Just south of Edinburgh, at Newtongrange we discovered that Isaac had a very dodgy tummy. And that we’d forgotten to pack a change of clothes. He turned up to St John’s in Selkirk wearing his pyjamas: a George Pig (Peppa’s brother) fleecy sleep suit. Very sweet.

Jane stayed at my Mum’s to prepare Christmas lunch while the rest of us (minus Reuben, who wanted to stay with Mummy) went to church.

We had Christmas lunch round a wallpaper-pasting table covered in a table cloth, which was a great idea and fit the space perfectly. Jane’s lunch was cooked to perfection—even the parsnips in honey and mustard which always go wrong for us.

Before and after lunch presents were opened, mostly by Reuben and Joshua regardless of whose name was on the label—they were so excited, it was great. And all too soon we were packing up bags and boxes and loading up the car again for the equally-windy drive back to Fife.

Once back home the boys all transferred effortlessly (and for us thankfully) from the car to their beds. We unpacked the car, reheated some Christmas dinner and crashed out in front of the telly to watch the season finalé of Merlin that we’d recorded from the night before.

Then bed.

Boxing Day

Above: Joshua (left) and Reuben rip open a present on Boxing Day morning.

This was our stay-at-home day, with the majority of Reuben, Joshua and Isaac’s presents still to open. It was nice to stretch out their presents over the last two days rather than overwhelming them with everything all at once.

Jane had picked up a big box of action figures: underwater, mountain, space, etc. which you can see Reuben and Joshua opening in the photograph above. They have loved playing with them all day. At one point they were both lying on top of the dining room table totally engrossed in their play: fabulous!

It was also a tired day, as the busyness of the last few days caught up with us. Jane crashed out on the sofa around mid-day; I went for a sleep mid-afternoon; Reuben fell asleep on the armchair just before dinner.

That said, bedtime still took about three-and-a-half hours. And everybody wanted Mummy to put them to bed.

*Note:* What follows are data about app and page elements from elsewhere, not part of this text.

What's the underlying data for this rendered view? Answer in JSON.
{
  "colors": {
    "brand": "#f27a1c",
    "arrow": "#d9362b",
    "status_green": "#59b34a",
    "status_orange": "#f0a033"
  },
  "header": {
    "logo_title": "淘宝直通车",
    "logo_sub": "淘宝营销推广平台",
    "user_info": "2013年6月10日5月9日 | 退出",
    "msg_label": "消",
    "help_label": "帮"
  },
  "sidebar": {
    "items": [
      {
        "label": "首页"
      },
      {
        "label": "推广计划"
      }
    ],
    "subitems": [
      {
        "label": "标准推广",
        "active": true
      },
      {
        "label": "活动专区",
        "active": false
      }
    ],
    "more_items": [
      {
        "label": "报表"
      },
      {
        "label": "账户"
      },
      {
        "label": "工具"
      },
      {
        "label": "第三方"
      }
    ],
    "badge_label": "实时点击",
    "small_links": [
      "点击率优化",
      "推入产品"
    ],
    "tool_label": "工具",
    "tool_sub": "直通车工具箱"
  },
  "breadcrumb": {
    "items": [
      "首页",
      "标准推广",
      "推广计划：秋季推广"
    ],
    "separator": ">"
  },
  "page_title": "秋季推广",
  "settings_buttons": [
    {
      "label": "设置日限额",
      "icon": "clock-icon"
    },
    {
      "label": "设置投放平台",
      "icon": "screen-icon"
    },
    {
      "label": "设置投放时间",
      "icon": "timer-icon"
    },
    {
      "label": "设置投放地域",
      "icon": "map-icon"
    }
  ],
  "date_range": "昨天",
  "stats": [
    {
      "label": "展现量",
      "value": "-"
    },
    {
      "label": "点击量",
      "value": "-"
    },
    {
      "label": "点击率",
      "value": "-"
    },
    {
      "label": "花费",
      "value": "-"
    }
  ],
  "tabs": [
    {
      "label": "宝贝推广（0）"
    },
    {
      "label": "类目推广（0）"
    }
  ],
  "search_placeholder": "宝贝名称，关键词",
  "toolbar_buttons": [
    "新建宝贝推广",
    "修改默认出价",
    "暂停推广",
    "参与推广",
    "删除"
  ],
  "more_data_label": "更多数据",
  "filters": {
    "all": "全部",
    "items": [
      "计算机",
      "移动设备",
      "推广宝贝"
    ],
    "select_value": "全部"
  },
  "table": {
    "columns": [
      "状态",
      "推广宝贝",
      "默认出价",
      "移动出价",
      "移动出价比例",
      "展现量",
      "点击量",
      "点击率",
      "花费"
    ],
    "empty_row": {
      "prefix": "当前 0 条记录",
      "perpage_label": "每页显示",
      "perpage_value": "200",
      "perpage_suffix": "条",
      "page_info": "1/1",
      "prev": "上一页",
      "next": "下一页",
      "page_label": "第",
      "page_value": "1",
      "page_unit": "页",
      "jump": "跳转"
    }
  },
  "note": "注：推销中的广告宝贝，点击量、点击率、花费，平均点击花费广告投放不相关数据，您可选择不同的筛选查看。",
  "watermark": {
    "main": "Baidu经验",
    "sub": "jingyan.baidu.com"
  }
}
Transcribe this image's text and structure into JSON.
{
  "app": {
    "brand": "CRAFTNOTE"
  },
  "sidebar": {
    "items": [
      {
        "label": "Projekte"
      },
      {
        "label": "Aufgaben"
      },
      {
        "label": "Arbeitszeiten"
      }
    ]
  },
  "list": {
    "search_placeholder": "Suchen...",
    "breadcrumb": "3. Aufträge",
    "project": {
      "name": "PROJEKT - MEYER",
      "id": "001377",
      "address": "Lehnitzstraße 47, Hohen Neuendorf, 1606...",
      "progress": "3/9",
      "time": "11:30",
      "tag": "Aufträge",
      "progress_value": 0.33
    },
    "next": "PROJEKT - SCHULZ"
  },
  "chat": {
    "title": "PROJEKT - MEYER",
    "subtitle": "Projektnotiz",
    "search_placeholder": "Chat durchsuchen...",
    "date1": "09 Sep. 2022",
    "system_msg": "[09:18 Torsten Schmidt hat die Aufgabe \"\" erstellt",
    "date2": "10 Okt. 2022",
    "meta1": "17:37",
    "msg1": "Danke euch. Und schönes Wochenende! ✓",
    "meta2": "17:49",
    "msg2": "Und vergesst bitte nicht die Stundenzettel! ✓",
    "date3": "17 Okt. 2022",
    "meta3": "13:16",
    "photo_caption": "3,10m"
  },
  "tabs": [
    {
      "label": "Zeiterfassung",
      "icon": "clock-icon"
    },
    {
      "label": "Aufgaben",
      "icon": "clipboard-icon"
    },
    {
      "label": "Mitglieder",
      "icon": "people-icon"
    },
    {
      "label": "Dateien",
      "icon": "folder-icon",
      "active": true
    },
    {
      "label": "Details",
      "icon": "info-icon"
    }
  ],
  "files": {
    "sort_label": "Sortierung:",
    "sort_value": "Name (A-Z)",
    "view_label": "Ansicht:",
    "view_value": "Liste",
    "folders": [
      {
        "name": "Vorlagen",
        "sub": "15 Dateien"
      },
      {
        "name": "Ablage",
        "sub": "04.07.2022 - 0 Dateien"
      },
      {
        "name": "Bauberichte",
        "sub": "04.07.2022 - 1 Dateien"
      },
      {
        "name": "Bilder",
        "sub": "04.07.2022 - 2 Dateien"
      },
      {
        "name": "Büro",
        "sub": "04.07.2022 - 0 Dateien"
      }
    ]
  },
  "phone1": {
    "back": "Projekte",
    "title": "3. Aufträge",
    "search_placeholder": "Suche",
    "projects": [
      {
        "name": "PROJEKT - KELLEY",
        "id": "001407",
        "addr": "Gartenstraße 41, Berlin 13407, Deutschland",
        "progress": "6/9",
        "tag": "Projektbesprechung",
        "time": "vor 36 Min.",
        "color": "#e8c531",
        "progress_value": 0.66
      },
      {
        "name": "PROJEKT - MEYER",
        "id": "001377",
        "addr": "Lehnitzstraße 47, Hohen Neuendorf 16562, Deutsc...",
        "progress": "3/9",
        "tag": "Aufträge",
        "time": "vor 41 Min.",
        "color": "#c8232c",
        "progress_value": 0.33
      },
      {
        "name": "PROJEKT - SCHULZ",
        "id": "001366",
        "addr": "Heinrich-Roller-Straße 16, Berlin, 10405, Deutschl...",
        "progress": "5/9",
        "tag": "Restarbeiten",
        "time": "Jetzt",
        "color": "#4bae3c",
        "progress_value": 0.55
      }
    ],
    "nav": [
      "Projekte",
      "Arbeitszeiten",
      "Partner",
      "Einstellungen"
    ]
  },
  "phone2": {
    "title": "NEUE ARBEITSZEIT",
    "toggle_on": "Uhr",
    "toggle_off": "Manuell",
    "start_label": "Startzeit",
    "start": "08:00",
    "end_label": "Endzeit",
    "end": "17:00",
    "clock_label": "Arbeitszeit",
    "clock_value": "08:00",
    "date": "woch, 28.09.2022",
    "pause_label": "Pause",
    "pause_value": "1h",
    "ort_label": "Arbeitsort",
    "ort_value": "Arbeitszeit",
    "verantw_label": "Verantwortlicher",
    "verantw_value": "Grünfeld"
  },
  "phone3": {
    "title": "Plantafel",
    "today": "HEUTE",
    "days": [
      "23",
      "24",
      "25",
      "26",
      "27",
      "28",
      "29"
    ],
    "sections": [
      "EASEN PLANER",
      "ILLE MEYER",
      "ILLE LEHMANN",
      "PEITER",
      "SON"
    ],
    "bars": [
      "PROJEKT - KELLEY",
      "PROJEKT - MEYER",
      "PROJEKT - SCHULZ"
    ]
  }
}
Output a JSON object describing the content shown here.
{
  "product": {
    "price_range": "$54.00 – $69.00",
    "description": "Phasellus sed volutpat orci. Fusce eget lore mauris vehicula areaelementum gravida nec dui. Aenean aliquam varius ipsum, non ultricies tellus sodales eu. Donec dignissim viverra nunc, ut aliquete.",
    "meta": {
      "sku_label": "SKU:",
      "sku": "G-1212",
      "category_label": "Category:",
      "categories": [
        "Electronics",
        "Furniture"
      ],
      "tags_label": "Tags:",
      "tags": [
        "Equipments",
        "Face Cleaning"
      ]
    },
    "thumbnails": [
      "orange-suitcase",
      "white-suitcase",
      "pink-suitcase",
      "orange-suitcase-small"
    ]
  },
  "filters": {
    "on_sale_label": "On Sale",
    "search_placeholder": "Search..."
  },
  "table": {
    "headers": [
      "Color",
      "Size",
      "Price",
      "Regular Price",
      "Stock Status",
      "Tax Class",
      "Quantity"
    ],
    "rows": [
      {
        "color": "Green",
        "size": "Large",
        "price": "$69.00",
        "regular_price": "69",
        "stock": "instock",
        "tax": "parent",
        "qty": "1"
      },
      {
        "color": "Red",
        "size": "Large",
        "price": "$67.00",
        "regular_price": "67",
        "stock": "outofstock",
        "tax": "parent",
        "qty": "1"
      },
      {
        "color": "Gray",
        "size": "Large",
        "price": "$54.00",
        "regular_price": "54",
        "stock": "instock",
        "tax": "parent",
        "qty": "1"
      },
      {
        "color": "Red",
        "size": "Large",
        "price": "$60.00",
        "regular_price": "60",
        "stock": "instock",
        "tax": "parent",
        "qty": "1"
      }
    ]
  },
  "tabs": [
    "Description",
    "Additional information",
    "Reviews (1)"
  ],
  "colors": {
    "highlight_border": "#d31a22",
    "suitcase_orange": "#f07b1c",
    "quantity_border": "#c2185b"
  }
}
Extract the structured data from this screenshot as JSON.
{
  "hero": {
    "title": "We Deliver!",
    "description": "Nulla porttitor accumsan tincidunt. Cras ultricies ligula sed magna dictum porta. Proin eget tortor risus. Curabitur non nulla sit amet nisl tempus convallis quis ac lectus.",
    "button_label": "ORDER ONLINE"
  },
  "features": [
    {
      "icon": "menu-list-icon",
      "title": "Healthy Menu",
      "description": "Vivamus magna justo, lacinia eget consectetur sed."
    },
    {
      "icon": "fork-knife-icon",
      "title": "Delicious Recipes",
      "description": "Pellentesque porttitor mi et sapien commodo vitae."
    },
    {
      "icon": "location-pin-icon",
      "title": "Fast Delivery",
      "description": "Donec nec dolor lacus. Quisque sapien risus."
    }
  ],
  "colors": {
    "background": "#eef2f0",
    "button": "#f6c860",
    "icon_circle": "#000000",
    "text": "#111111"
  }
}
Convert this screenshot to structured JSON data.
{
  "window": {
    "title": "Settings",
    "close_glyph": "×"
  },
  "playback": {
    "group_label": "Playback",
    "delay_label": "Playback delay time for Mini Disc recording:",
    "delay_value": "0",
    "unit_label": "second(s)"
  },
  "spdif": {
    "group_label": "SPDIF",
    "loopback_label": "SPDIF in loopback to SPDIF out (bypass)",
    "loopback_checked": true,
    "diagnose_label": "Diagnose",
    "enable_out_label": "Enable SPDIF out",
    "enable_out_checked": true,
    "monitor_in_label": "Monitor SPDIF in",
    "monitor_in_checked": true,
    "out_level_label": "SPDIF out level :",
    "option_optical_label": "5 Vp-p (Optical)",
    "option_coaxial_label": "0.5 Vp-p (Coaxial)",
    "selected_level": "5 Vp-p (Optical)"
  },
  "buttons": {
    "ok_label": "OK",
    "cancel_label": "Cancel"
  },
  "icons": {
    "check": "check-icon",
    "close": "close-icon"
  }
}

And to be honest, that’s where I should be now, so I’m going to be uncharacteristically sensible and catch up with as much sleep as I can get. That is, after all, the only thing that I asked for for Christmas: a sleep.

Night, night! And Happy Christmas!